Exercise description: For the word "name", state how many lines below contain it. Give no other text.

Study material:

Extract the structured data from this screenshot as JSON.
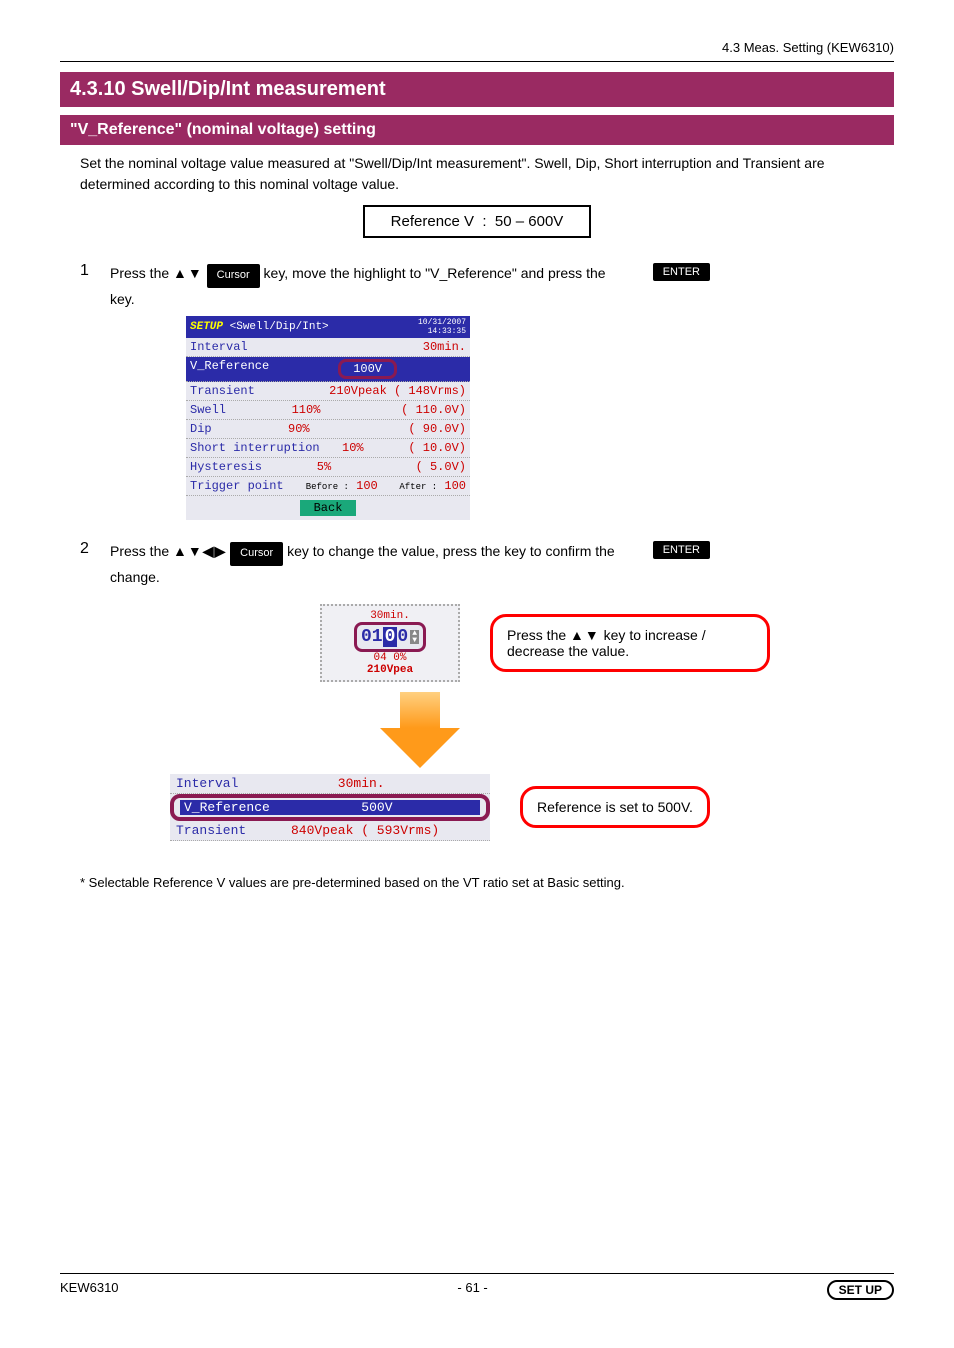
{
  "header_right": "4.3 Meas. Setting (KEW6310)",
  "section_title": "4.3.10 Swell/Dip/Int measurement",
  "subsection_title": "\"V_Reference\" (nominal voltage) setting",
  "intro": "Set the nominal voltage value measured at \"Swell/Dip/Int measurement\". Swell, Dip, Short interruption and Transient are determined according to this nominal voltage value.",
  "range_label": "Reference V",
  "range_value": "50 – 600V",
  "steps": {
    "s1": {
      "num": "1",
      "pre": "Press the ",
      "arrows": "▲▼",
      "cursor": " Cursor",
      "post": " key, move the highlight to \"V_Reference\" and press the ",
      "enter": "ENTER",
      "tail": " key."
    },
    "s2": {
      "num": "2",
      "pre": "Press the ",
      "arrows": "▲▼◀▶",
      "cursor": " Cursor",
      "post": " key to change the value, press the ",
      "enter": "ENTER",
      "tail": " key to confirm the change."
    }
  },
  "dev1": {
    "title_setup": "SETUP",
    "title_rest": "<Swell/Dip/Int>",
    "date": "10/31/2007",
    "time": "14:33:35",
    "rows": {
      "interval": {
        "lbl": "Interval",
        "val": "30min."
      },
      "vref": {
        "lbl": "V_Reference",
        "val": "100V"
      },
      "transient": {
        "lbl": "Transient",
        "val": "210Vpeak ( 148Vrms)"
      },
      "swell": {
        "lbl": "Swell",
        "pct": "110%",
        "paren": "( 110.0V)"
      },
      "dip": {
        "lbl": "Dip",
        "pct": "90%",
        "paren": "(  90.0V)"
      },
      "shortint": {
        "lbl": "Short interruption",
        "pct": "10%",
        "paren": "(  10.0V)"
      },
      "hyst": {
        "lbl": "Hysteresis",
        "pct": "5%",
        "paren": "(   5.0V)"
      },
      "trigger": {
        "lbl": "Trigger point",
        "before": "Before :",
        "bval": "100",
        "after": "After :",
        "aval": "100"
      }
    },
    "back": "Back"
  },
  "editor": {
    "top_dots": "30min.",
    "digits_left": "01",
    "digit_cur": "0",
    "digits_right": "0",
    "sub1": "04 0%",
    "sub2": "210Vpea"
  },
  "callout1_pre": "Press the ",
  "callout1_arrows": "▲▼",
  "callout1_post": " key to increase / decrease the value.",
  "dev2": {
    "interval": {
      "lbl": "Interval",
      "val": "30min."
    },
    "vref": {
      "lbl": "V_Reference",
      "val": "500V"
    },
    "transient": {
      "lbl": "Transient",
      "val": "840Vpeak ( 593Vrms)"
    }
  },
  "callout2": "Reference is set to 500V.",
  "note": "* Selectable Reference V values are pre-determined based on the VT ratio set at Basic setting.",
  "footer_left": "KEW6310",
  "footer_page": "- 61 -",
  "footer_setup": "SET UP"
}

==

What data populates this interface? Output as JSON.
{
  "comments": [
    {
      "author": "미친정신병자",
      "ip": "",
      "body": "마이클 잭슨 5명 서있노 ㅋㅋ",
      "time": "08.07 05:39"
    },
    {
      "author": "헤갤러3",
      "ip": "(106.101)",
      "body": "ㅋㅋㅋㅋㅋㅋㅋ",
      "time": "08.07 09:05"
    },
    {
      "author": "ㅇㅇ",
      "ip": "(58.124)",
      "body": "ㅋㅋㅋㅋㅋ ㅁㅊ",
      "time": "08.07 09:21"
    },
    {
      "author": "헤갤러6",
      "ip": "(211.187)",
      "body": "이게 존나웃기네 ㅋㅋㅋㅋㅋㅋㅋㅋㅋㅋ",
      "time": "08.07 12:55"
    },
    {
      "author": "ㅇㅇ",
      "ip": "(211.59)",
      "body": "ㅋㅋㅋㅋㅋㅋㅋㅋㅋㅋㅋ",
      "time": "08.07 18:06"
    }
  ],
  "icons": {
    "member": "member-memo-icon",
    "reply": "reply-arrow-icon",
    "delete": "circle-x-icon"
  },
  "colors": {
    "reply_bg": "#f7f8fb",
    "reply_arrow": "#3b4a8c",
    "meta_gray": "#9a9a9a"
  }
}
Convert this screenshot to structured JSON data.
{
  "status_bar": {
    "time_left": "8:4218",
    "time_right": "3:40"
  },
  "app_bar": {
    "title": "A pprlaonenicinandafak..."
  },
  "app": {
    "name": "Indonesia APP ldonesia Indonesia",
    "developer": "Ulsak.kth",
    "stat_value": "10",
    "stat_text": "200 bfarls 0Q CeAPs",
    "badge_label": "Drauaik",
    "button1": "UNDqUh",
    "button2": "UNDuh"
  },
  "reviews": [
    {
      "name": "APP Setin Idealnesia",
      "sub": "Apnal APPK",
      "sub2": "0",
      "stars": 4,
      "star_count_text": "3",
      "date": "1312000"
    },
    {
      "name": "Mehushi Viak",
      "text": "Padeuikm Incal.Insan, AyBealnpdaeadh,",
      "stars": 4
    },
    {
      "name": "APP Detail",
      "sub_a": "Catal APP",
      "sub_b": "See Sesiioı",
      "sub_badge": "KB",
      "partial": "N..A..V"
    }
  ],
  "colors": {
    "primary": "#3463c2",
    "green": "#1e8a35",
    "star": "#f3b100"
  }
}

Answer below: 4